The Social Media World Forum (SMWF) Asia was hold in Singapore 2 weeks ago, I was invited to speak about Chinese social media, together in a panel with Thomas Crampton, the Asia Pacific Director of Ogilvy 360 Digital Influence.
My topic, Chinese Social Media Landscape in China: a Dead End or a Land of Opportunities, was actually given by the organizer, but I really love it. I said to the audience at the beginning of my talk:
Minutes after I started surfing the Internet in the hotel, I suddenly realized that I am able to access those representatives of the global social media, such as Facebook, Twitter etc without switching on the VPN. It’s very enjoyable! China sounds like the dead end of social media since all these leading social media sites are all not available there. Well, but my second thought is, Ha, I actually pretty much ‘survive’ and am excited about what’s happening there every day. Whether Facebook, Twitter etc are accessible or not, it does not really matter, at least for majority of Chinese internet users. With thousands of local representatives, the ‘Walled’ Chinese social media has plenty of opportunities, and it is also quite complicated.

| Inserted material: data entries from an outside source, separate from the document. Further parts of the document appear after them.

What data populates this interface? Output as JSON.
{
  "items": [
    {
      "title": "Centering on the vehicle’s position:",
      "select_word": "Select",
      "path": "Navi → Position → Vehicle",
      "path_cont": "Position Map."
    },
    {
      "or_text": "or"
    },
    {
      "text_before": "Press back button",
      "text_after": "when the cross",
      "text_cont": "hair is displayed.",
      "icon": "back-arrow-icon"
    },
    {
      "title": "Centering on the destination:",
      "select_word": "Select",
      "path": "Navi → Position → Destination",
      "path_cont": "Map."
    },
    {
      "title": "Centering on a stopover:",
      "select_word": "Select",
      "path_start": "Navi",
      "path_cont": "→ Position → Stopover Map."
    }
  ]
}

When we talk about Social Networking, we have Renren, Kaixin001 etc; we still have Tudou, Youku, Ku6 etc for video-sharing; The early twitter clones were more or less dead, but Sina, QQ’s microblogging service are growing dramatically fast; Foursquare’s business model is still a big question, but we have Jiepang, K.ai, Play4f, Gypsii etc already there educating the market; Groupon model is quite controversial, but thousands of Chinese groupon sites keep amusing/amazing the public; Comparing the social media in the rest of world where people talk about social media, mostly everyone is thinking of Facebook, Twitter, etc. Chinese web is fast growing and entertaining.
When I walked into the exhibition area where a few good companies, such as Facetime, Brandtology are all telling people how they can help you and your business access the social media via Facebook, Twitter etc; When all the great speech in the 2-days event I’ve heard inevitably would mention Facebook, Twitter; I keep thinking of one thing, fundamental and important, it is the Loyalty, which is missing treasure in Chinese Social Media.
You might be a fan of one social network because its social game is quite interesting; Now you got bored with the new games and found microblogging is new and interesting because it is deadly easy and could make you feel so close to those celebrities; You could not find a video clip on one video-sharing site, fine, you know the others might have it; You like check-in, but you have to check in on several location-based services because they are more or less the same and you don’t know which one would be the leader. Any one of these service disappoints you for one little mistake, you will lose your patience and never check it back. That’s the reality of Chinese social media, believe or not. Painfully interesting, some people said so.
I know many international friends, they call themselves Evangelists for all sorts of technology, platforms, services. But look around the Chinese web, I don’t even know how to translate Evangelist properly into Chinese. My friend @lightyoruichi is a big fan of Foursquare, and he spent lots of time to educate people the beauty of Foursquare. I believe he is the evangelist as I believe in his passion. I seldom saw a guy at any conference in China saying xxx is a good platform for social media and he is not working for it. Evangelist, sounds like a joke title in China.
Who’s responsible for this? Six months ago, in the NTalks forum about Microblogging in China, an audience asked the panelists for the opinion of building a Twitpic-like service for Chinese microblogging service. The answer he got basically meant Don’t be naive. It’s glad to know more and more decision-makers understand the value of openness. But building an open platform is not just a technical effort and a win-win business strategy, it is also one of the keys for building up the atmosphere of the loyalty.
A company is facing a serious challenge from B company, so it copy (at least B believe so) B‘s product; To fight back, B‘s popular anti-virus product is now reporting A‘s software is vulnerable of virus and suggests users to uninstall it. It’s typical Chinese web. I don’t know and don’t even want to know which side is right, but it is definitely not helping building the loyalty in Chinese web!
Well, there are some exception which I do agree. Service like QQ, Taobao, they are so strong for some reasons among which it is their users’ loyalty.
Chinese web has too many (copy)cats which have the money, now where are the dogs?
[image via Time for Thoughts]